Spies, Entrepreneurs and the Internet in North Korea
Demilitarized Zone, North Korea – Photo by Joseph A Ferris III
By Contributing Writer Gabriel Mizrahi
According to an envoy I met in a park in Pyongyang, there is one informant for every three citizens in the DPRK. To put that penetration into perspective, the East German Stasi, one of the most pervasive police organizations in history, boasted one informant for every ten citizens. Some experts dispute this figure—naturally, given the astounding implications—but the familiarity of its source with state espionage gave me pause.
Before I traveled to the DPRK, I was told that I would encounter normal citizens, and then I would encounter actors playing normal citizens, and that the obvious distinction would be part of North Korea’s entertainment value. That duplicity seemed to hold up when James Bond Villain probed us about our jobs—asking Jordan, at one point, how many people he has “influence over in your country”—an exchange that might have been genuinely motivated but never quite felt like innocent conversation. The porcelain face, in contrast, reversed my suspicions.
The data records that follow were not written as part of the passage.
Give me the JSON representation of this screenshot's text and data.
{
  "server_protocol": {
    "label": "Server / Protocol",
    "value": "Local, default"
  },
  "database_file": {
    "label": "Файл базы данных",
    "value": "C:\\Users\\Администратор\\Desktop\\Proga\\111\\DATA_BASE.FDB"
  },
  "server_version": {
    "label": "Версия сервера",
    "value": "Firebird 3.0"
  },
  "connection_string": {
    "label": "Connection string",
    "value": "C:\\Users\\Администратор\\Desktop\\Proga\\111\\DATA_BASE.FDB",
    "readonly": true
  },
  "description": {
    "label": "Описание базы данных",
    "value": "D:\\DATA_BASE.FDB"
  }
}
Her genuine curiosity about life in America and our impromptu English lessons on the bus resulted in a moving exchange and her crowning achievement: “You’re so money, and you don’t even know it.”
Continue reading this post at The North Korea Blog.